EXERCISE DESCRIPTION ▸ Each entry should be given again exactly, with any image left out.

──────── MATERIAL FOR THIS EXERCISE

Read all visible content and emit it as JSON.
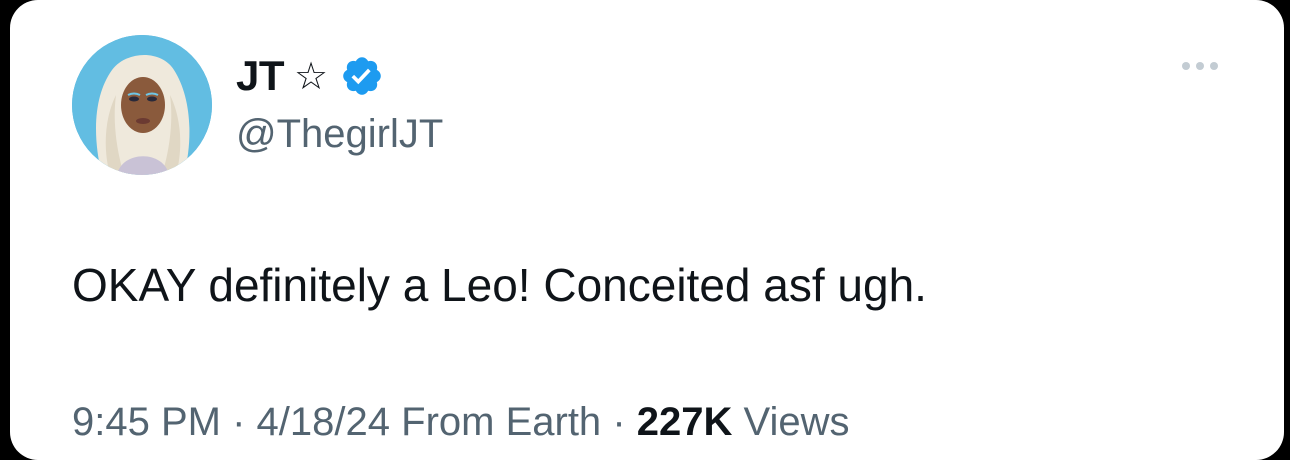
{
  "tweet": {
    "author": {
      "display_name": "JT",
      "name_symbol": "☆",
      "handle": "@ThegirlJT",
      "verified_color": "#1d9bf0"
    },
    "text": "OKAY definitely a Leo! Conceited asf ugh.",
    "meta": {
      "time": "9:45 PM",
      "separator": "·",
      "date": "4/18/24",
      "source": "From Earth",
      "views_count": "227K",
      "views_label": "Views"
    }
  },
  "icons": {
    "verified": "verified-badge-icon",
    "more": "more-icon"
  }
}
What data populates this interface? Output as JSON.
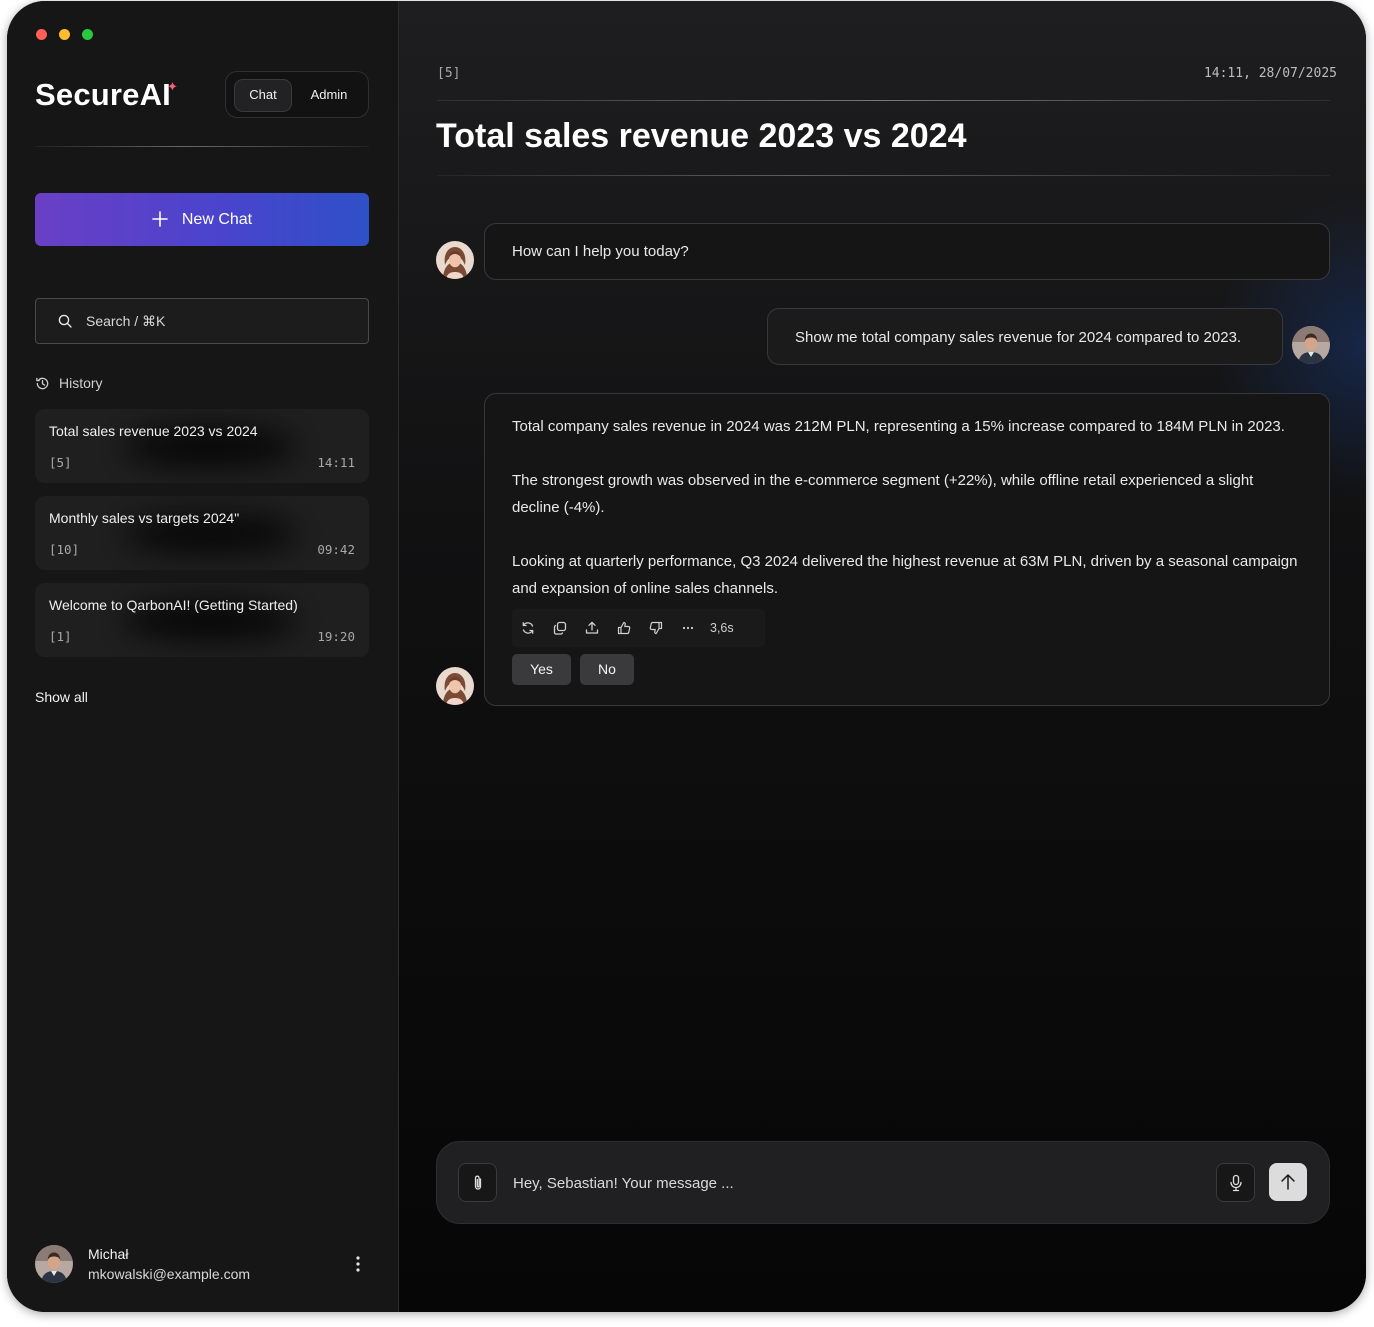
{
  "window_controls": {
    "close_color": "#ff5f57",
    "minimize_color": "#febc2e",
    "maximize_color": "#28c840"
  },
  "app": {
    "logo_text": "SecureAI",
    "accent_color": "#ff5f7a"
  },
  "mode_switch": {
    "chat_label": "Chat",
    "admin_label": "Admin",
    "active": "Chat"
  },
  "sidebar": {
    "new_chat_label": "New Chat",
    "search_placeholder": "Search / ⌘K",
    "history_label": "History",
    "history": [
      {
        "title": "Total sales revenue 2023 vs 2024",
        "count": "[5]",
        "time": "14:11"
      },
      {
        "title": "Monthly sales vs targets 2024\"",
        "count": "[10]",
        "time": "09:42"
      },
      {
        "title": "Welcome to QarbonAI! (Getting Started)",
        "count": "[1]",
        "time": "19:20"
      }
    ],
    "show_all_label": "Show all",
    "user": {
      "name": "Michał",
      "email": "mkowalski@example.com"
    }
  },
  "chat": {
    "message_count": "[5]",
    "timestamp": "14:11, 28/07/2025",
    "title": "Total sales revenue 2023 vs 2024",
    "messages": [
      {
        "role": "assistant",
        "text": "How can I help you today?"
      },
      {
        "role": "user",
        "text": "Show me total company sales revenue for 2024 compared to 2023."
      },
      {
        "role": "assistant",
        "paragraphs": [
          "Total company sales revenue in 2024 was 212M PLN, representing a 15% increase compared to 184M PLN in 2023.",
          "The strongest growth was observed in the e-commerce segment (+22%), while offline retail experienced a slight decline (-4%).",
          "Looking at quarterly performance, Q3 2024 delivered the highest revenue at 63M PLN, driven by a seasonal campaign and expansion of online sales channels."
        ],
        "response_time": "3,6s",
        "actions": [
          "regenerate-icon",
          "copy-icon",
          "share-icon",
          "thumbs-up-icon",
          "thumbs-down-icon",
          "more-icon"
        ],
        "yes_label": "Yes",
        "no_label": "No"
      }
    ]
  },
  "composer": {
    "placeholder": "Hey, Sebastian! Your message ..."
  },
  "colors": {
    "new_chat_gradient_start": "#6a3fc6",
    "new_chat_gradient_end": "#2f50c8",
    "background": "#0c0c0d"
  }
}
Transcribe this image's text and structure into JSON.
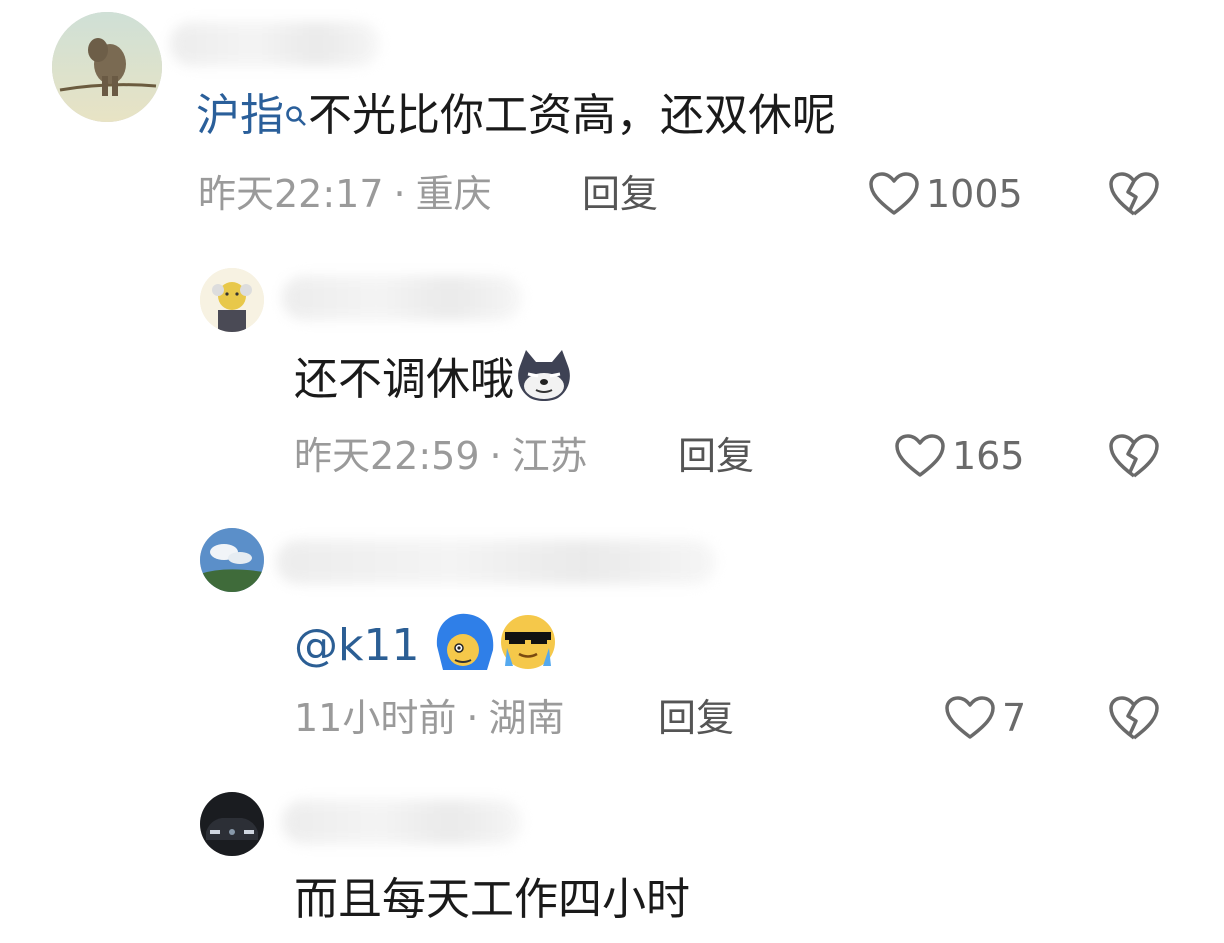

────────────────

WRITTEN REPLY ▸
Read all visible content and emit it as JSON.
{
  "tweet": {
    "author": {
      "display_name": "JT",
      "name_symbol": "☆",
      "handle": "@ThegirlJT",
      "verified_color": "#1d9bf0"
    },
    "text": "OKAY definitely a Leo! Conceited asf ugh.",
    "meta": {
      "time": "9:45 PM",
      "separator": "·",
      "date": "4/18/24",
      "source": "From Earth",
      "views_count": "227K",
      "views_label": "Views"
    }
  },
  "icons": {
    "verified": "verified-badge-icon",
    "more": "more-icon"
  }
}
What data populates this interface? Output as JSON.
{
  "window_controls": {
    "close_color": "#ff5f57",
    "minimize_color": "#febc2e",
    "maximize_color": "#28c840"
  },
  "app": {
    "logo_text": "SecureAI",
    "accent_color": "#ff5f7a"
  },
  "mode_switch": {
    "chat_label": "Chat",
    "admin_label": "Admin",
    "active": "Chat"
  },
  "sidebar": {
    "new_chat_label": "New Chat",
    "search_placeholder": "Search / ⌘K",
    "history_label": "History",
    "history": [
      {
        "title": "Total sales revenue 2023 vs 2024",
        "count": "[5]",
        "time": "14:11"
      },
      {
        "title": "Monthly sales vs targets 2024\"",
        "count": "[10]",
        "time": "09:42"
      },
      {
        "title": "Welcome to QarbonAI! (Getting Started)",
        "count": "[1]",
        "time": "19:20"
      }
    ],
    "show_all_label": "Show all",
    "user": {
      "name": "Michał",
      "email": "mkowalski@example.com"
    }
  },
  "chat": {
    "message_count": "[5]",
    "timestamp": "14:11, 28/07/2025",
    "title": "Total sales revenue 2023 vs 2024",
    "messages": [
      {
        "role": "assistant",
        "text": "How can I help you today?"
      },
      {
        "role": "user",
        "text": "Show me total company sales revenue for 2024 compared to 2023."
      },
      {
        "role": "assistant",
        "paragraphs": [
          "Total company sales revenue in 2024 was 212M PLN, representing a 15% increase compared to 184M PLN in 2023.",
          "The strongest growth was observed in the e-commerce segment (+22%), while offline retail experienced a slight decline (-4%).",
          "Looking at quarterly performance, Q3 2024 delivered the highest revenue at 63M PLN, driven by a seasonal campaign and expansion of online sales channels."
        ],
        "response_time": "3,6s",
        "actions": [
          "regenerate-icon",
          "copy-icon",
          "share-icon",
          "thumbs-up-icon",
          "thumbs-down-icon",
          "more-icon"
        ],
        "yes_label": "Yes",
        "no_label": "No"
      }
    ]
  },
  "composer": {
    "placeholder": "Hey, Sebastian! Your message ..."
  },
  "colors": {
    "new_chat_gradient_start": "#6a3fc6",
    "new_chat_gradient_end": "#2f50c8",
    "background": "#0c0c0d"
  }
}
Transcribe this image's text and structure into JSON.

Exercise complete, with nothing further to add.